Component data from apps and pages:
══════════

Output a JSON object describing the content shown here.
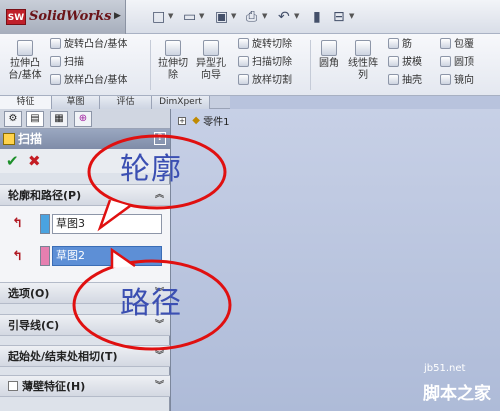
{
  "app": {
    "title": "SolidWorks",
    "logo_badge": "SW"
  },
  "quick_access": [
    "□",
    "▭",
    "▣",
    "⎙",
    "↶",
    "▮",
    "⊟"
  ],
  "ribbon": {
    "big": [
      {
        "label": "拉伸凸台/基体",
        "name": "extruded-boss-button"
      },
      {
        "label": "拉伸切除",
        "name": "extruded-cut-button"
      },
      {
        "label": "异型孔向导",
        "name": "hole-wizard-button"
      },
      {
        "label": "圆角",
        "name": "fillet-button"
      },
      {
        "label": "线性阵列",
        "name": "linear-pattern-button"
      }
    ],
    "small": [
      {
        "label": "旋转凸台/基体",
        "name": "revolved-boss-button"
      },
      {
        "label": "扫描",
        "name": "sweep-button"
      },
      {
        "label": "放样凸台/基体",
        "name": "lofted-boss-button"
      },
      {
        "label": "旋转切除",
        "name": "revolved-cut-button"
      },
      {
        "label": "扫描切除",
        "name": "swept-cut-button"
      },
      {
        "label": "放样切割",
        "name": "lofted-cut-button"
      },
      {
        "label": "筋",
        "name": "rib-button"
      },
      {
        "label": "拔模",
        "name": "draft-button"
      },
      {
        "label": "抽壳",
        "name": "shell-button"
      },
      {
        "label": "包覆",
        "name": "wrap-button"
      },
      {
        "label": "圆顶",
        "name": "dome-button"
      },
      {
        "label": "镜向",
        "name": "mirror-button"
      }
    ]
  },
  "cm_tabs": [
    "特征",
    "草图",
    "评估",
    "DimXpert"
  ],
  "tree": {
    "part": "零件1"
  },
  "pm": {
    "tabs": [
      "⚙",
      "▤",
      "▦",
      "⊕"
    ],
    "title": "扫描",
    "help": "?",
    "ok": "✔",
    "cancel": "✖",
    "sections": {
      "profile_path": "轮廓和路径(P)",
      "options": "选项(O)",
      "guides": "引导线(C)",
      "tangency": "起始处/结束处相切(T)",
      "thin": "薄壁特征(H)"
    },
    "profile_value": "草图3",
    "path_value": "草图2",
    "profile_color": "#4aa3e0",
    "path_color": "#e67fb0"
  },
  "callouts": {
    "profile": "轮廓",
    "path": "路径"
  },
  "watermark": {
    "site": "jb51.net",
    "brand": "脚本之家"
  }
}
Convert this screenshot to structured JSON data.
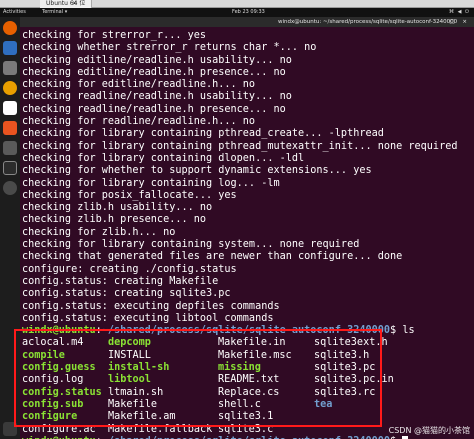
{
  "vm": {
    "tab_title": "Ubuntu 64 位",
    "close_label": "×"
  },
  "topbar": {
    "activities": "Activities",
    "app_name": "Terminal ▾",
    "clock": "Feb 23 09:33",
    "tray": "⌘ ◀ ⏻"
  },
  "titlebar": {
    "title": "windx@ubuntu: ~/shared/process/sqlite/sqlite-autoconf-3240000",
    "controls": "– □ ×"
  },
  "terminal": {
    "lines": [
      "checking for strerror_r... yes",
      "checking whether strerror_r returns char *... no",
      "checking editline/readline.h usability... no",
      "checking editline/readline.h presence... no",
      "checking for editline/readline.h... no",
      "checking readline/readline.h usability... no",
      "checking readline/readline.h presence... no",
      "checking for readline/readline.h... no",
      "checking for library containing pthread_create... -lpthread",
      "checking for library containing pthread_mutexattr_init... none required",
      "checking for library containing dlopen... -ldl",
      "checking for whether to support dynamic extensions... yes",
      "checking for library containing log... -lm",
      "checking for posix_fallocate... yes",
      "checking zlib.h usability... no",
      "checking zlib.h presence... no",
      "checking for zlib.h... no",
      "checking for library containing system... none required",
      "checking that generated files are newer than configure... done",
      "configure: creating ./config.status",
      "config.status: creating Makefile",
      "config.status: creating sqlite3.pc",
      "config.status: executing depfiles commands",
      "config.status: executing libtool commands"
    ],
    "prompt": {
      "user_host": "windx@ubuntu",
      "sep": ":",
      "path": "~/shared/process/sqlite/sqlite-autoconf-3240000",
      "dollar": "$ ",
      "command": "ls"
    },
    "ls_output": [
      {
        "name": "aclocal.m4",
        "kind": "file"
      },
      {
        "name": "depcomp",
        "kind": "exe"
      },
      {
        "name": "Makefile.in",
        "kind": "file"
      },
      {
        "name": "sqlite3ext.h",
        "kind": "file"
      },
      {
        "name": "compile",
        "kind": "exe"
      },
      {
        "name": "INSTALL",
        "kind": "file"
      },
      {
        "name": "Makefile.msc",
        "kind": "file"
      },
      {
        "name": "sqlite3.h",
        "kind": "file"
      },
      {
        "name": "config.guess",
        "kind": "exe"
      },
      {
        "name": "install-sh",
        "kind": "exe"
      },
      {
        "name": "missing",
        "kind": "exe"
      },
      {
        "name": "sqlite3.pc",
        "kind": "file"
      },
      {
        "name": "config.log",
        "kind": "file"
      },
      {
        "name": "libtool",
        "kind": "exe"
      },
      {
        "name": "README.txt",
        "kind": "file"
      },
      {
        "name": "sqlite3.pc.in",
        "kind": "file"
      },
      {
        "name": "config.status",
        "kind": "exe"
      },
      {
        "name": "ltmain.sh",
        "kind": "file"
      },
      {
        "name": "Replace.cs",
        "kind": "file"
      },
      {
        "name": "sqlite3.rc",
        "kind": "file"
      },
      {
        "name": "config.sub",
        "kind": "exe"
      },
      {
        "name": "Makefile",
        "kind": "file"
      },
      {
        "name": "shell.c",
        "kind": "file"
      },
      {
        "name": "tea",
        "kind": "dir"
      },
      {
        "name": "configure",
        "kind": "exe"
      },
      {
        "name": "Makefile.am",
        "kind": "file"
      },
      {
        "name": "sqlite3.1",
        "kind": "file"
      },
      {
        "name": "",
        "kind": "file"
      },
      {
        "name": "configure.ac",
        "kind": "file"
      },
      {
        "name": "Makefile.fallback",
        "kind": "file"
      },
      {
        "name": "sqlite3.c",
        "kind": "file"
      },
      {
        "name": "",
        "kind": "file"
      }
    ]
  },
  "watermark": "CSDN @猫猫的小茶馆",
  "colors": {
    "bg": "#300a24",
    "user": "#8ae234",
    "path": "#729fcf",
    "highlight": "#ff1a1a"
  }
}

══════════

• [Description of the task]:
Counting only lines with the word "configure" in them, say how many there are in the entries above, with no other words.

• [Solution for this task]:
4